#### INFORMATION SUPPLIED:

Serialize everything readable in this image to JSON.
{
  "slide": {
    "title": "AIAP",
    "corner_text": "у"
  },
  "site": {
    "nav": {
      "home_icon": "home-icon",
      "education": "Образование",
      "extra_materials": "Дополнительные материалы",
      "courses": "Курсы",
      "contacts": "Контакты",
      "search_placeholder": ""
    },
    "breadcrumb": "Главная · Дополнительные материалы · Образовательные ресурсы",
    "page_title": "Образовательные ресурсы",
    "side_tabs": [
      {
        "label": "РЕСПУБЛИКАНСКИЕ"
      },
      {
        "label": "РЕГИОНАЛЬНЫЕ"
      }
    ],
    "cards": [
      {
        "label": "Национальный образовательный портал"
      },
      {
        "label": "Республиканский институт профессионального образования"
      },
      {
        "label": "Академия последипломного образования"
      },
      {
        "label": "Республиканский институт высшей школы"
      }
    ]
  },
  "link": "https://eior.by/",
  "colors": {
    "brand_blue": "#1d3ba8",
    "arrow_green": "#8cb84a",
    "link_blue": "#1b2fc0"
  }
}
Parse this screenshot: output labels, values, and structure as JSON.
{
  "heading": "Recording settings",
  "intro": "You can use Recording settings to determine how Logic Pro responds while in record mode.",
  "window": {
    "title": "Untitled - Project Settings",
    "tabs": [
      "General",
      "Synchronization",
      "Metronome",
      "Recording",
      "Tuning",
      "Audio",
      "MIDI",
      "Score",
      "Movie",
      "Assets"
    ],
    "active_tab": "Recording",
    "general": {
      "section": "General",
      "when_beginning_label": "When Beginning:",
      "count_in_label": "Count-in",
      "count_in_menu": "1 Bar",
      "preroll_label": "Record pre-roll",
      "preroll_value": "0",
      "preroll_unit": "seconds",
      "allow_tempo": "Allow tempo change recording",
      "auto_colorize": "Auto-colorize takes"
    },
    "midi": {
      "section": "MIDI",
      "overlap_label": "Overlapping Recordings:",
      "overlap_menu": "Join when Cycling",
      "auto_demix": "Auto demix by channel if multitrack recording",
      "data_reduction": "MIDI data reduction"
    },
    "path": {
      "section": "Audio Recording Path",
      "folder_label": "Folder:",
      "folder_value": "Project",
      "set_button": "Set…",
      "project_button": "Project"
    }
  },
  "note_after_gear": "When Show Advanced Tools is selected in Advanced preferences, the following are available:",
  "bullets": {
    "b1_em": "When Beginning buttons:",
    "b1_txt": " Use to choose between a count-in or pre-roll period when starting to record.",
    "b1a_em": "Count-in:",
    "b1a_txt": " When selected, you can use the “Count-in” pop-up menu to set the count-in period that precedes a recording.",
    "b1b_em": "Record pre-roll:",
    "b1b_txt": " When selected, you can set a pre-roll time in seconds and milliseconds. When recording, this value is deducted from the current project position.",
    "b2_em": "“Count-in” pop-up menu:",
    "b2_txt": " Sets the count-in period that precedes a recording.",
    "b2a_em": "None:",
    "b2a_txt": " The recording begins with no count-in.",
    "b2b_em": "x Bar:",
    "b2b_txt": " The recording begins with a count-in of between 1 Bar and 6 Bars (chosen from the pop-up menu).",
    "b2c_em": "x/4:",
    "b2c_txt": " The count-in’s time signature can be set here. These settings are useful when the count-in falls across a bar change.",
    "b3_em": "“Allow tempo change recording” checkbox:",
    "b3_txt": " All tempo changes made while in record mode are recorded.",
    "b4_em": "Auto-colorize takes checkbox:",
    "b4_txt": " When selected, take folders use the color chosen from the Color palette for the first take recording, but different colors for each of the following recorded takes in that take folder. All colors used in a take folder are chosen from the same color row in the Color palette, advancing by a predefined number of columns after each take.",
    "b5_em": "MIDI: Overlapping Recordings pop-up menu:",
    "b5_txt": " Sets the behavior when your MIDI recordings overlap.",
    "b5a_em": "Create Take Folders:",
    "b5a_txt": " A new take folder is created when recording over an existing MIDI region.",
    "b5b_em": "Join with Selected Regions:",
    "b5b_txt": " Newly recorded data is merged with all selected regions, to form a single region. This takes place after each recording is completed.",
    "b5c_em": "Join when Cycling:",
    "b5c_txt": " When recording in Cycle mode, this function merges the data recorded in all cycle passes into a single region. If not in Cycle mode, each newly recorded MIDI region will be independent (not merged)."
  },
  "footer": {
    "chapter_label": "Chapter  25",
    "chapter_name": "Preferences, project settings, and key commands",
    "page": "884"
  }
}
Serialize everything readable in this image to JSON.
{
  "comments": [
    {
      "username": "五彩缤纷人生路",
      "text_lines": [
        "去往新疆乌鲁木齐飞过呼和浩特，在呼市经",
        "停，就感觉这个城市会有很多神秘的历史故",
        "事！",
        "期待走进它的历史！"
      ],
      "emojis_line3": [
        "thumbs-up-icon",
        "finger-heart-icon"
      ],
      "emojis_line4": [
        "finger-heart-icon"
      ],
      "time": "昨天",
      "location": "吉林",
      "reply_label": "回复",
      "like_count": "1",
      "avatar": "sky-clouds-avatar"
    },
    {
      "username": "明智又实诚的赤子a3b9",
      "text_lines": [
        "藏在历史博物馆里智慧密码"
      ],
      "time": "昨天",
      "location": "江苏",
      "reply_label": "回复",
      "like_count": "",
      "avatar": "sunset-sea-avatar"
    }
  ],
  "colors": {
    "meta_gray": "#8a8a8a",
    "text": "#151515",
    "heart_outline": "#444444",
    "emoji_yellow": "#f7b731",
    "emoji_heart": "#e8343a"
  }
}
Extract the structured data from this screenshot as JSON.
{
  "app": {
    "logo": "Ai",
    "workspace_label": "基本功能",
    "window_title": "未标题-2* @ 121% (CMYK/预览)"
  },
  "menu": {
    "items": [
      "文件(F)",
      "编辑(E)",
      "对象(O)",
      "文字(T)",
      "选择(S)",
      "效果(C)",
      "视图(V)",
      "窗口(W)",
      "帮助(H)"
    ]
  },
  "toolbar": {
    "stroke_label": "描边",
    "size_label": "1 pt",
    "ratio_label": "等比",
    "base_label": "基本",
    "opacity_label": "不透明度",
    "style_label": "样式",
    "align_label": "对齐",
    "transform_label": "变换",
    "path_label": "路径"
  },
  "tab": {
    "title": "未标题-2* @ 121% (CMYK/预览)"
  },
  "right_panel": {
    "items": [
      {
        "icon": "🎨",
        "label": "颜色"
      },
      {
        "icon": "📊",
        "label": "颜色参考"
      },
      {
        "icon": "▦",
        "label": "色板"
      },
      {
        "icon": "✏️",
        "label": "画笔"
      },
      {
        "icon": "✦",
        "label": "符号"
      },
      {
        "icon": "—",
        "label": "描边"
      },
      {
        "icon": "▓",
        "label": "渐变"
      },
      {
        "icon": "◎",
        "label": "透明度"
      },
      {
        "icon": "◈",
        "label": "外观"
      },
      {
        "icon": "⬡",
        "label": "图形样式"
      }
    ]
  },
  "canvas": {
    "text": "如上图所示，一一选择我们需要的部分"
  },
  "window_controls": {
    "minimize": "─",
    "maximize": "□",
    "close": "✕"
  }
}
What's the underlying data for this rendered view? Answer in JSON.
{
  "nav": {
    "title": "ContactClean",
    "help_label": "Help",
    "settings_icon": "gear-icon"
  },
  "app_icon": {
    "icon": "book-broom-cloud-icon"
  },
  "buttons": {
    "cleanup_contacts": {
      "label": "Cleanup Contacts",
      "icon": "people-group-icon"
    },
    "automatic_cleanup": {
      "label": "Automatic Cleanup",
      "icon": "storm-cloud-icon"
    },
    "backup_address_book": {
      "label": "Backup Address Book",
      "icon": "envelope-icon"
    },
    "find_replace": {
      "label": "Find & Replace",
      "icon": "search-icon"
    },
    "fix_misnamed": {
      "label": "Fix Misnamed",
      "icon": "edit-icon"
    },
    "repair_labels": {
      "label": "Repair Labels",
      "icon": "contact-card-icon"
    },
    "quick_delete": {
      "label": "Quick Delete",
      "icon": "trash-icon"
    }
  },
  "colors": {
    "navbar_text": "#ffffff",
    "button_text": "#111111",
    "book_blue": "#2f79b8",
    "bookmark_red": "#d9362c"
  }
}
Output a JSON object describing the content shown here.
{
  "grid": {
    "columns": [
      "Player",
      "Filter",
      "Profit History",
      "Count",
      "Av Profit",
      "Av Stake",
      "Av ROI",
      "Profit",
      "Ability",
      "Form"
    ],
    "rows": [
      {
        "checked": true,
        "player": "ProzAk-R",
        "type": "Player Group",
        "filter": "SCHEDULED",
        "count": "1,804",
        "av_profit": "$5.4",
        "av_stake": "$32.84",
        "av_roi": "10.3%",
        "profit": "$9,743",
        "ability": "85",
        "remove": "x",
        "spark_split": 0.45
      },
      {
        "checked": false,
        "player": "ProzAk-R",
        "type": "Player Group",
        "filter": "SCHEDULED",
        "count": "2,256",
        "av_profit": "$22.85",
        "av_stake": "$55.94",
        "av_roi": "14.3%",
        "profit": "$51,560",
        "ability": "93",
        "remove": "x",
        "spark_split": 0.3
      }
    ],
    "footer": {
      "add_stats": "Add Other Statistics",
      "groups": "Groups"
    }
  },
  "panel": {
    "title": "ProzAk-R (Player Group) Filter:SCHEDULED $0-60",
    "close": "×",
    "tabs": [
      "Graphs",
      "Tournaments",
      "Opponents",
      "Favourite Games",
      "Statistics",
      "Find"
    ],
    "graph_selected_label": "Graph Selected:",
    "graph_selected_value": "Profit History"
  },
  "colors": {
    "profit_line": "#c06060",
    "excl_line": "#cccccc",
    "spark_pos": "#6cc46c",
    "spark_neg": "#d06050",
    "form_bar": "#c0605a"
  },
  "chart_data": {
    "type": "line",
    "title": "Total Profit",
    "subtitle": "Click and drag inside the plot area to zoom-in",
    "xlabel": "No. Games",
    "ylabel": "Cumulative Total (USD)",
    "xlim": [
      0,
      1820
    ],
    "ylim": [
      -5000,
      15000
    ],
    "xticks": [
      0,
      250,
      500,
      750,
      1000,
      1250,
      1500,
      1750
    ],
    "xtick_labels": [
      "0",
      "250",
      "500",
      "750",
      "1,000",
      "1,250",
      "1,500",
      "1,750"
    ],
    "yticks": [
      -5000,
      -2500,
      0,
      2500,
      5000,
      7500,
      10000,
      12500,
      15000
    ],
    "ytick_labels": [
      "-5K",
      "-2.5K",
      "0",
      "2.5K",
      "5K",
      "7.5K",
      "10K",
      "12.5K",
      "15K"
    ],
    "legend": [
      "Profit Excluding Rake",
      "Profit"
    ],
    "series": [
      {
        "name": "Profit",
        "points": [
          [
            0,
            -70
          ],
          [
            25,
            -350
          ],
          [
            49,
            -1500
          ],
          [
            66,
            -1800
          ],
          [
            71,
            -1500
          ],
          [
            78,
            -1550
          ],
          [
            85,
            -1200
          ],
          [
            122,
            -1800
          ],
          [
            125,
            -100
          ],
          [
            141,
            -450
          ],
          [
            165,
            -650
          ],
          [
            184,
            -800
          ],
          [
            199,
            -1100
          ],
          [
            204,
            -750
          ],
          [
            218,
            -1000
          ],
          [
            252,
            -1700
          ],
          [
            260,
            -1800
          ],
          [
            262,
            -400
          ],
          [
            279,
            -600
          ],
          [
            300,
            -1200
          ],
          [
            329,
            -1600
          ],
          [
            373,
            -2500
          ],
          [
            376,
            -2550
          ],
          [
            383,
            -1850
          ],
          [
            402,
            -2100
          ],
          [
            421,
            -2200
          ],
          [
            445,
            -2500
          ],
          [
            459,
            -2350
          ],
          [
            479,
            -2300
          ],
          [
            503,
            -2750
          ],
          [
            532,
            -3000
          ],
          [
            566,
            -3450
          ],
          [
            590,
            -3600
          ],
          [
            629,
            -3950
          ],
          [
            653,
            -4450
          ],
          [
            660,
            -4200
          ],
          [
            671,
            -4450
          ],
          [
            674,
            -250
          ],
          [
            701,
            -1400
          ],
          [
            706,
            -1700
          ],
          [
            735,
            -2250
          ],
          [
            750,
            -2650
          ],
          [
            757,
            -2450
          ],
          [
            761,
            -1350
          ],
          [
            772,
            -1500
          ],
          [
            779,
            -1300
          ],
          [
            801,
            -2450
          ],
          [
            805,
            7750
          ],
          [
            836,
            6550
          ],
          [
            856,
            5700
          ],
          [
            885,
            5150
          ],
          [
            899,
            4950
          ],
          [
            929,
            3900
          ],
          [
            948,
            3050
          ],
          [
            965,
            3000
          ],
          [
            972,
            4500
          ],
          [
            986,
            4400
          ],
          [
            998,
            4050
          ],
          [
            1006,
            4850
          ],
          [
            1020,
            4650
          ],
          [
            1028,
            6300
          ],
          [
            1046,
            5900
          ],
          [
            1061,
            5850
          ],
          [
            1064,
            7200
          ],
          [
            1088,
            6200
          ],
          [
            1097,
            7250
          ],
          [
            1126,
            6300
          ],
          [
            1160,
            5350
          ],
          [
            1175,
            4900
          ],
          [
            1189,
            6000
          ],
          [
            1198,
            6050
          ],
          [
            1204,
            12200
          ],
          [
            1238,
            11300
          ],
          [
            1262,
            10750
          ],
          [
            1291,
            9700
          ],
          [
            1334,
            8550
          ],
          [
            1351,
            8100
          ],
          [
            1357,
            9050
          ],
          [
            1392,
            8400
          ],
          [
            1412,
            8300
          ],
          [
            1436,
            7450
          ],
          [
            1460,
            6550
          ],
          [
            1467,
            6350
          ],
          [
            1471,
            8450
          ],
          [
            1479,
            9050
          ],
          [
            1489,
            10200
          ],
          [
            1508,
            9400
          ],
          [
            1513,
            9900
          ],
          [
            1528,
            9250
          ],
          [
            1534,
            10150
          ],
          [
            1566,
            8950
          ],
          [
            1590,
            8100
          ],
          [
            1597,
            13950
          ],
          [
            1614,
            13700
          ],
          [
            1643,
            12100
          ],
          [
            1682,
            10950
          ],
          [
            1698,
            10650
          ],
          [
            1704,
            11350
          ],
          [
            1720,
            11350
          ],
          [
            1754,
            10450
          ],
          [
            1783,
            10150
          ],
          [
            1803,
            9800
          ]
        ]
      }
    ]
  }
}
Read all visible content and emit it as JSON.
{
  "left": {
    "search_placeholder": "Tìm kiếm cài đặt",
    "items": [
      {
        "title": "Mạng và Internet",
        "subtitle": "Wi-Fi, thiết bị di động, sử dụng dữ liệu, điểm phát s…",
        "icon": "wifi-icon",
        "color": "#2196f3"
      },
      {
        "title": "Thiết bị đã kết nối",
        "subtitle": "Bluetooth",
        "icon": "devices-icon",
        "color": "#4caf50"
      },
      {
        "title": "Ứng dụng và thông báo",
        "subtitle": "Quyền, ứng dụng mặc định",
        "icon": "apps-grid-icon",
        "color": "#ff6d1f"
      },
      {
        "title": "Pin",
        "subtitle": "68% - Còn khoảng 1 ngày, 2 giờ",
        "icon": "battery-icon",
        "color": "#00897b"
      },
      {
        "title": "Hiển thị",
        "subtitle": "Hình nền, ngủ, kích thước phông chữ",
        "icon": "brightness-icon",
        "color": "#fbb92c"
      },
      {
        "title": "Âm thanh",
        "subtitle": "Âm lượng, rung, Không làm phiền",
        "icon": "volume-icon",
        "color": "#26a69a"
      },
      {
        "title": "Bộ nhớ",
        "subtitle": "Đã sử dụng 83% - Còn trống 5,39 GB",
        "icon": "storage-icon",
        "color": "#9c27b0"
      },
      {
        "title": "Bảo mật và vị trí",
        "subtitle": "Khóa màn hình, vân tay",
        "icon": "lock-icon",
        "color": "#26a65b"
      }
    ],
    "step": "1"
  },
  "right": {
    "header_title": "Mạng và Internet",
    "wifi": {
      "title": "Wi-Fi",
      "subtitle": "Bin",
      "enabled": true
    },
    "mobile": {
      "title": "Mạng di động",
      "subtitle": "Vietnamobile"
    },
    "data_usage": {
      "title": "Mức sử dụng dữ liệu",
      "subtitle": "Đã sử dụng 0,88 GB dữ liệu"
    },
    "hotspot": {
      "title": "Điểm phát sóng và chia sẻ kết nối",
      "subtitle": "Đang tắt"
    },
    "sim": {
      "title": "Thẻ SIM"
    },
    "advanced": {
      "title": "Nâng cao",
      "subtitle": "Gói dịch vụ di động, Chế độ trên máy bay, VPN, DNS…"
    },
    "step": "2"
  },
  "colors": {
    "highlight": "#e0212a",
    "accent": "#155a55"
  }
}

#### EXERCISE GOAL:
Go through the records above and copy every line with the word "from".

#### ANSWER TO THIS TASK:
    "b1b_txt": " When selected, you can set a pre-roll time in seconds and milliseconds. When recording, this value is deducted from the current project position.",
    "b2b_txt": " The recording begins with a count-in of between 1 Bar and 6 Bars (chosen from the pop-up menu).",
    "b4_txt": " When selected, take folders use the color chosen from the Color palette for the first take recording, but different colors for each of the following recorded takes in that take folder. All colors used in a take folder are chosen from the same color row in the Color palette, advancing by a predefined number of columns after each take.",
Extract the structured data from this screenshot as JSON.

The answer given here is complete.